As the population of the local area increases so does demand for essential services.

Key among these is the demand for excellent schools which must be able to expand to meet the expected increase of population.

Oxfordshire County Council (OCC) predicts that primary schools across the county will require an extra 25,000 places by 2031.

Read also: Cyclist may never feel his face again after crash 'caused by sign for feast'

I was therefore dismayed earlier this year to hear that schools across Oxfordshire were having trouble expanding their facilities, in particular classroom space, to meet the increase in demand.

Oxfordshire County Council (OCC) had asked the Department for Education (DfE) for permission to expand their classrooms and they were refused, on the basis that the sacrifice of playing field space at the schools would be too great.

It was clear that OCC and the DfE had found themselves in some sort of bureaucratic Mexican stand off: OCC maintained that the permissions they sought were very much in the scope of the regulations and DfE maintained their position that outdoor space should not be sacrificed in order to expand classroom facilities.

Read also: Hammer used to smash glass in Westgate Carphone Warehouse break-in

Neither position was strictly wrong however the only losers in the scenario were the schools and their pupils, for whom expansion was becoming an urgent issue.

I was asked to intervene by parents and staff of schools in my constituency.
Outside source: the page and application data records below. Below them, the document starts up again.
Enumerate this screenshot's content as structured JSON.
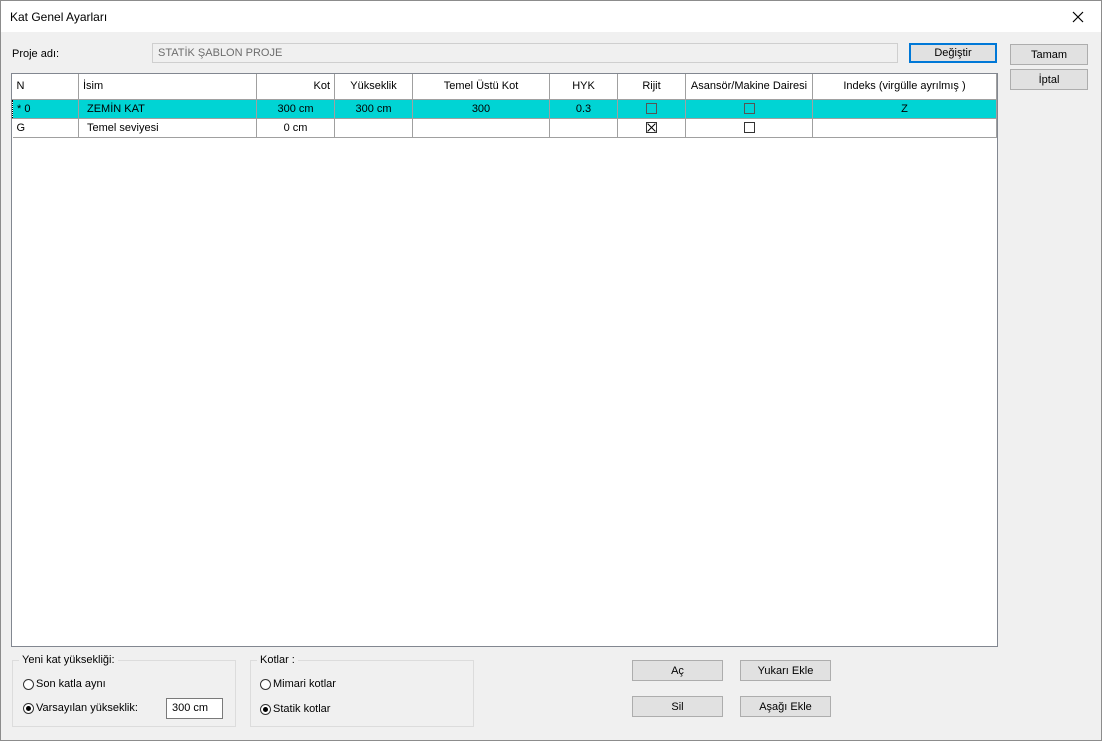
{
  "window": {
    "title": "Kat Genel Ayarları"
  },
  "project": {
    "label": "Proje adı:",
    "value": "STATİK ŞABLON PROJE",
    "change_button": "Değiştir"
  },
  "actions": {
    "ok": "Tamam",
    "cancel": "İptal"
  },
  "table": {
    "headers": [
      "N",
      "İsim",
      "Kot",
      "Yükseklik",
      "Temel Üstü Kot",
      "HYK",
      "Rijit",
      "Asansör/Makine Dairesi",
      "Indeks (virgülle ayrılmış )"
    ],
    "rows": [
      {
        "n": "* 0",
        "name": "ZEMİN KAT",
        "kot": "300 cm",
        "height": "300 cm",
        "foundation_top": "300",
        "hyk": "0.3",
        "rigid": false,
        "elevator": false,
        "index": "Z",
        "selected": true
      },
      {
        "n": "G",
        "name": "Temel seviyesi",
        "kot": "0 cm",
        "height": "",
        "foundation_top": "",
        "hyk": "",
        "rigid": true,
        "elevator": false,
        "index": "",
        "selected": false
      }
    ]
  },
  "new_floor": {
    "legend": "Yeni kat yüksekliği:",
    "option_last": "Son katla aynı",
    "option_default": "Varsayılan yükseklik:",
    "default_value": "300 cm",
    "selected": "default"
  },
  "levels": {
    "legend": "Kotlar :",
    "option_arch": "Mimari kotlar",
    "option_static": "Statik kotlar",
    "selected": "static"
  },
  "buttons": {
    "open": "Aç",
    "delete": "Sil",
    "add_above": "Yukarı Ekle",
    "add_below": "Aşağı Ekle"
  },
  "colors": {
    "selection": "#00d4d4",
    "accent": "#0078d7"
  }
}
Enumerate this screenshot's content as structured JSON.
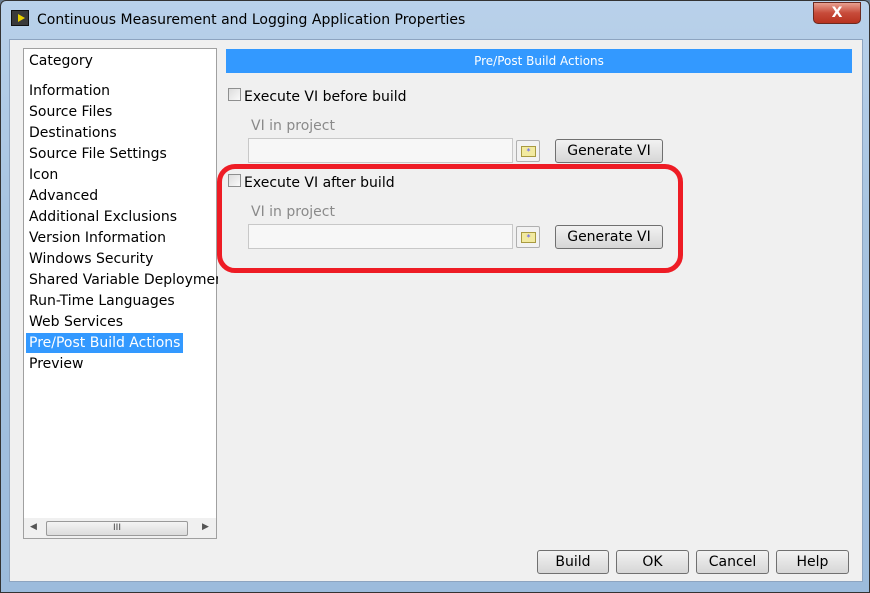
{
  "window": {
    "title": "Continuous Measurement and Logging Application Properties",
    "close": "X"
  },
  "sidebar": {
    "header": "Category",
    "selected": "Pre/Post Build Actions",
    "items": [
      "Information",
      "Source Files",
      "Destinations",
      "Source File Settings",
      "Icon",
      "Advanced",
      "Additional Exclusions",
      "Version Information",
      "Windows Security",
      "Shared Variable Deployment",
      "Run-Time Languages",
      "Web Services",
      "Pre/Post Build Actions",
      "Preview"
    ],
    "scroll_thumb": "III"
  },
  "panel": {
    "title": "Pre/Post Build Actions",
    "before": {
      "checkbox": "Execute VI before build",
      "checked": false,
      "field_label": "VI in project",
      "value": "",
      "button": "Generate  VI"
    },
    "after": {
      "checkbox": "Execute VI after build",
      "checked": false,
      "field_label": "VI in project",
      "value": "",
      "button": "Generate  VI"
    },
    "highlight_color": "#ee1c25"
  },
  "footer": {
    "build": "Build",
    "ok": "OK",
    "cancel": "Cancel",
    "help": "Help"
  }
}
I visited one of the schools myself, Marcham Primary, to see whether playing fields would have to be sacrificed in order for the expansion to happen: it was clear to me that the areas proposed for expansion were simply areas of tarmac, car parks at best, and certainly not suitable for physical education or outdoor activities for the pupils.

Read also: Locals have just one month to save the last pub in the village

Having visited the school I spoke to Lord Agnew, the Minister at DfE and arranged a meeting between him, his officials and OCC, represented by Ian Hudspeth and members of their education & children’s services team.

This meeting took place at the end of July and was incredibly productive: Each side was able to clearly lay out their broad concerns and further meetings to cover technical detail were arranged. These took place in August.

After a successful intervention by MPs across Oxfordshire I was delighted to receive news last week that the applications for expansion across the county have been approved.

Once again it goes to show what can be achieved if communities, local councils, MPs and Government work together to achieve the best outcome.